U.S. and international officials are preparing to airlift U.S. cash into Afghanistan for humanitarian assistance while “denying assets” for the Taliban government and its leaders, according to Reuters.
Emergency funding for Afghanistan, aimed at preventing a humanitarian crisis amid food shortages and political upheaval, would see U.S. cash flown into Kabul for distribution through banks, Reuters reported. Officials reportedly plan to send $200 in direct cash to individual Afghans without involving the Taliban. It is not clear how much the total cost would be.
The U.S. and Europe have reportedly discussed creating an international trust fund to bypass the Taliban government and fund local services. International groups such as the World Food Program and the United Nations are also considering flying in U.S. cash, officials said, according to Reuters.
— Reuters (@Reuters) October 7, 2021
A U.S. Treasury official said the department would allow humanitarian assistance through international and non-governmental organizations, Reuters reported.
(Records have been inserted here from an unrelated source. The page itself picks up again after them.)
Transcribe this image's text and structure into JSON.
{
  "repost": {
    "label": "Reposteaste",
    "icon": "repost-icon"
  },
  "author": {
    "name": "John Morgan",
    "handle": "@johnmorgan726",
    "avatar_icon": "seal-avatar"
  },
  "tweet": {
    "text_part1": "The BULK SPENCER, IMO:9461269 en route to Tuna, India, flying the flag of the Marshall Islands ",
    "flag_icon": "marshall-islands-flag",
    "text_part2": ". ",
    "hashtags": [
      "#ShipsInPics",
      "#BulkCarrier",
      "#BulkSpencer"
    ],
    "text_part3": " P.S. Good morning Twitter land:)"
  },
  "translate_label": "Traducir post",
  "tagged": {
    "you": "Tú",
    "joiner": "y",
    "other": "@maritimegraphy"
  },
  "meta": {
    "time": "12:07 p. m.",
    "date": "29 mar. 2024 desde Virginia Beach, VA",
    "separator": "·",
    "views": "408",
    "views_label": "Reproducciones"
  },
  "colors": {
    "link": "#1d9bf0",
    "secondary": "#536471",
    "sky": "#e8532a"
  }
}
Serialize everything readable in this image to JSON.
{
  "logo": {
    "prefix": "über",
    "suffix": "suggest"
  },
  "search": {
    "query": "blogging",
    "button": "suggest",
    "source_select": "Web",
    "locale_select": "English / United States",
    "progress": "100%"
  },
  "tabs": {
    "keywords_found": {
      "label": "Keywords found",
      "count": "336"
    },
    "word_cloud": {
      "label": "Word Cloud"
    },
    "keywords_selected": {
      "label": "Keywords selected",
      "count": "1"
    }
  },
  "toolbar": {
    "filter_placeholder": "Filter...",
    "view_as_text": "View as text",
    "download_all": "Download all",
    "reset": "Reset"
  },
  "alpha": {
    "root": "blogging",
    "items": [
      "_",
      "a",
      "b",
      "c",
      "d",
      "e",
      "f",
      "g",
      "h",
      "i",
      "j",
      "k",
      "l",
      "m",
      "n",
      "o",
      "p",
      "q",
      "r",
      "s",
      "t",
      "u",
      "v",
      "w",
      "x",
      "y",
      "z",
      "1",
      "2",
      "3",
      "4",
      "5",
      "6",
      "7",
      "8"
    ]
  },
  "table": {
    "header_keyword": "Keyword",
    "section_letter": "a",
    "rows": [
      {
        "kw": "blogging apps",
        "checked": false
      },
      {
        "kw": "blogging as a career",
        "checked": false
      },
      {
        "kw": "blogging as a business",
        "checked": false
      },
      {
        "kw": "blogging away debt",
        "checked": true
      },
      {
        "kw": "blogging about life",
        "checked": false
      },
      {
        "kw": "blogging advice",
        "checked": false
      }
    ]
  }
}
On the international level, one approach could see the World Food Program airlift U.S. dollars and distribute them to people to purchase essentials such as food. A second approach could see the U.N. send cash currently held in banks, according to internal policy documents obtained by Reuters.
The Taliban takeover of Afghanistan and departure of U.S. troops has led foreign donors and investors to pull billions from the country.
The International Monetary Fund suspended Afghanistan’s access to its resources, including $460 million in emergency reserves on Aug. 18. The World Bank halted aid to Afghanistan one week later due to concerns about “development prospects, especially for women,” the BBC reported. (RELATED: USAID To Send $64 Million In Humanitarian Aid To Afghanistan)
The U.S. also froze billions of dollars in assets from accounts held in Afghanistan’s central bank, a Biden administration official told Axios. The move has prevented the Taliban government from accessing an estimated $9.4 billion in international reserves.
Around 75% of public spending in Afghanistan had been financed by foreign grants prior to the Taliban takeover, according to the World Bank. International groups warn that 14 million Afghans are facing hunger and the country’s economy could collapse amid a major cash shortage.
“If the country collapses, we will all pay the consequences,” a senior European Union official said, according to Reuters. “No one wants to rush into a recognition of the Taliban, but we need to deal with them. The question is not if … but how.”